The Wilbarger County Commissioners instituted a new Hotel Occupancy Tax as part of Monday’s commission meeting. It was the first meeting for new commissioners Billy Taylor and Scott Inglish, who both stated during their campaigns last year that they would vote for the tax to be instituted if elected.
The vote to enact the tax was unanimous, on a motion from Commissioner Josh Patterson. The tax, at 2 percent on hotel rooms, will go to fund tourism activity in the county. Judge Greg Tyra said the commission will decide at a later date how the money will be disbursed, but the tax is in effect immediately. With state and a City of vernon hotel tax already in place, the new tax on local hotel rooms in vernon will be 15 percent — and that irked local hotel owners.
Judge Tyra said that the hotel occupancy tax was “paid by tourists, for tourism.”
An effort to approve the tax, which was authorized by SB 2137 in the Texas legislature two years ago, had been tabled last year after opposition by former commissioner John Wright, who was defeated by Taylor in the election. Wright was in attendance at Monday’s commission meeting and voiced his continued opposition to the tax.
Wright was one of five members of the public that spoke against the tax.
Joe Rogers, owner of Vernon’s Holiday Inn Express and Hampton Inn, said that there was competition between Vernon and Childress for hotel guests, and that adding 2 percent to the cost, would mean the local hotels would lose occupancy.
“If they can save a few bucks staying in Childress, they’ll stay in Childress. I wish you wouldn’t do it,” Rogers told the commission.
Joanie Rogers also spoke against the tax: “Business is down since the pandemic, expense are up.”
She said that while she supported bringing tourism events to Vernon, the events need to eventually be self-supporting, the additional tax money would just go to further the events dependency upon tax money.

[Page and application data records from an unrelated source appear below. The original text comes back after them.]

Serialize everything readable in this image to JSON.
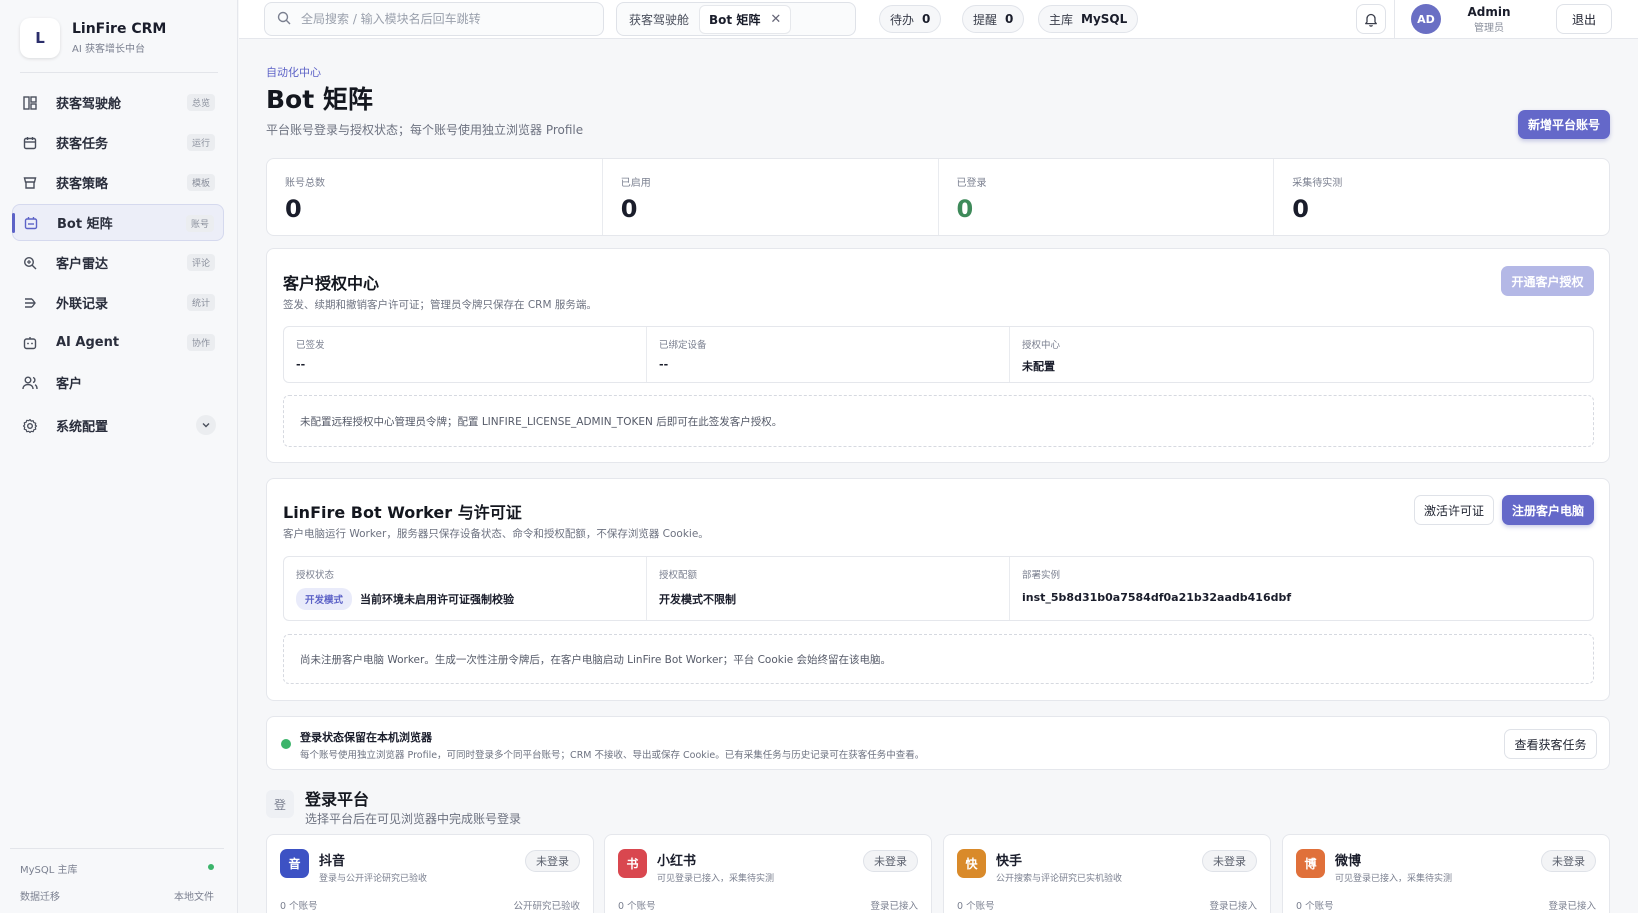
{
  "brand": {
    "logo_text": "L",
    "name": "LinFire CRM",
    "subtitle": "AI 获客增长中台"
  },
  "sidebar": {
    "items": [
      {
        "label": "获客驾驶舱",
        "badge": "总览",
        "icon": "dashboard-icon"
      },
      {
        "label": "获客任务",
        "badge": "运行",
        "icon": "calendar-icon"
      },
      {
        "label": "获客策略",
        "badge": "模板",
        "icon": "store-icon"
      },
      {
        "label": "Bot 矩阵",
        "badge": "账号",
        "icon": "bot-icon",
        "active": true
      },
      {
        "label": "客户雷达",
        "badge": "评论",
        "icon": "radar-search-icon"
      },
      {
        "label": "外联记录",
        "badge": "统计",
        "icon": "outreach-icon"
      },
      {
        "label": "AI Agent",
        "badge": "协作",
        "icon": "agent-icon"
      },
      {
        "label": "客户",
        "badge": "",
        "icon": "users-icon"
      },
      {
        "label": "系统配置",
        "badge": "",
        "icon": "gear-icon"
      }
    ],
    "footer": {
      "db_label": "MySQL 主库",
      "migration_label": "数据迁移",
      "migration_value": "本地文件"
    }
  },
  "topbar": {
    "search_placeholder": "全局搜索 / 输入模块名后回车跳转",
    "tabs": [
      {
        "label": "获客驾驶舱"
      },
      {
        "label": "Bot 矩阵",
        "active": true
      }
    ],
    "pending_label": "待办",
    "pending_value": "0",
    "reminder_label": "提醒",
    "reminder_value": "0",
    "db_label": "主库",
    "db_value": "MySQL",
    "avatar": "AD",
    "user_name": "Admin",
    "user_role": "管理员",
    "logout": "退出"
  },
  "page": {
    "breadcrumb": "自动化中心",
    "title": "Bot 矩阵",
    "subtitle": "平台账号登录与授权状态；每个账号使用独立浏览器 Profile",
    "add_button": "新增平台账号"
  },
  "stats": [
    {
      "label": "账号总数",
      "value": "0"
    },
    {
      "label": "已启用",
      "value": "0"
    },
    {
      "label": "已登录",
      "value": "0"
    },
    {
      "label": "采集待实测",
      "value": "0"
    }
  ],
  "license_center": {
    "title": "客户授权中心",
    "subtitle": "签发、续期和撤销客户许可证；管理员令牌只保存在 CRM 服务端。",
    "button": "开通客户授权",
    "cells": [
      {
        "label": "已签发",
        "value": "--"
      },
      {
        "label": "已绑定设备",
        "value": "--"
      },
      {
        "label": "授权中心",
        "value": "未配置"
      }
    ],
    "notice": "未配置远程授权中心管理员令牌；配置 LINFIRE_LICENSE_ADMIN_TOKEN 后即可在此签发客户授权。"
  },
  "worker": {
    "title": "LinFire Bot Worker 与许可证",
    "subtitle": "客户电脑运行 Worker，服务器只保存设备状态、命令和授权配额，不保存浏览器 Cookie。",
    "activate_button": "激活许可证",
    "register_button": "注册客户电脑",
    "cells": [
      {
        "label": "授权状态",
        "tag": "开发模式",
        "value": "当前环境未启用许可证强制校验"
      },
      {
        "label": "授权配额",
        "value": "开发模式不限制"
      },
      {
        "label": "部署实例",
        "value": "inst_5b8d31b0a7584df0a21b32aadb416dbf"
      }
    ],
    "notice": "尚未注册客户电脑 Worker。生成一次性注册令牌后，在客户电脑启动 LinFire Bot Worker；平台 Cookie 会始终留在该电脑。"
  },
  "banner": {
    "title": "登录状态保留在本机浏览器",
    "text": "每个账号使用独立浏览器 Profile，可同时登录多个同平台账号；CRM 不接收、导出或保存 Cookie。已有采集任务与历史记录可在获客任务中查看。",
    "button": "查看获客任务"
  },
  "platforms": {
    "icon_text": "登",
    "title": "登录平台",
    "subtitle": "选择平台后在可见浏览器中完成账号登录",
    "items": [
      {
        "icon_text": "音",
        "color": "#3d52c4",
        "name": "抖音",
        "desc": "登录与公开评论研究已验收",
        "status": "未登录",
        "count": "0 个账号",
        "note": "公开研究已验收"
      },
      {
        "icon_text": "书",
        "color": "#d9474f",
        "name": "小红书",
        "desc": "可见登录已接入，采集待实测",
        "status": "未登录",
        "count": "0 个账号",
        "note": "登录已接入"
      },
      {
        "icon_text": "快",
        "color": "#d98a2a",
        "name": "快手",
        "desc": "公开搜索与评论研究已实机验收",
        "status": "未登录",
        "count": "0 个账号",
        "note": "登录已接入"
      },
      {
        "icon_text": "博",
        "color": "#e0703a",
        "name": "微博",
        "desc": "可见登录已接入，采集待实测",
        "status": "未登录",
        "count": "0 个账号",
        "note": "登录已接入"
      }
    ]
  },
  "colors": {
    "accent": "#6468c9",
    "success": "#3bb46a",
    "logged_in_value": "#3e8a5a"
  }
}
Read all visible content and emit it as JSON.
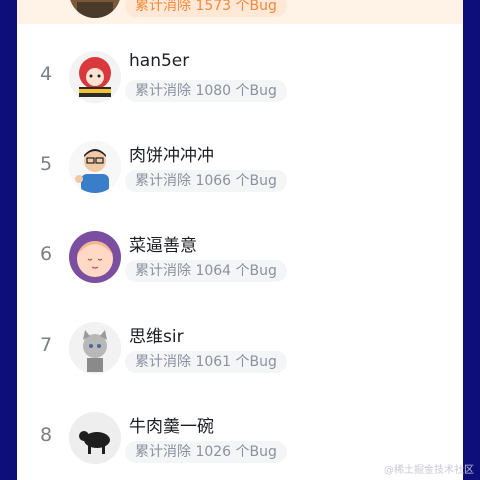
{
  "leaderboard": {
    "items": [
      {
        "rank": "",
        "name": "",
        "stat": "累计消除 1573 个Bug"
      },
      {
        "rank": "4",
        "name": "han5er",
        "stat": "累计消除 1080 个Bug"
      },
      {
        "rank": "5",
        "name": "肉饼冲冲冲",
        "stat": "累计消除 1066 个Bug"
      },
      {
        "rank": "6",
        "name": "菜逼善意",
        "stat": "累计消除 1064 个Bug"
      },
      {
        "rank": "7",
        "name": "思维sir",
        "stat": "累计消除 1061 个Bug"
      },
      {
        "rank": "8",
        "name": "牛肉羹一碗",
        "stat": "累计消除 1026 个Bug"
      }
    ]
  },
  "watermark": "@稀土掘金技术社区"
}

Gary Branin, who serves on the city’s tourism board and is manager of the Holiday Inn Express and Hampton Inn, said that the timing is bad, as all of the local hotels were suffering from the pandemic.
Branin said enacting the tax was “making a hard situation even more hard.”
Former state representative Rick Hardcastle, the managing consultant of the Vernon Business Development Corporation spoke in favor of enacting the tax.
Hardcastle said the city had lost events each year for the past 4 years because they could not compete in enticing events. He said most of those events put “heads in beds.”
“Yes, it is another tax, but it is paid by the traveling public,” Hardcastle said.
Vernon City Manager Marty Mangum also spoke, saying he would like to see the city and county pool their hotel tax funds and cooperate in the disbursement.
“The city’s main concern is that we work together to maximize the benefits,” Mangum said.
A couple of others also spoke.
Commissioner Josh Patterson then addressed the crowd: “No doubt there are going to be negative effects, but I think the positive outweighs the negative.”
He then made a motion to approve the tax and it was unanimously approved.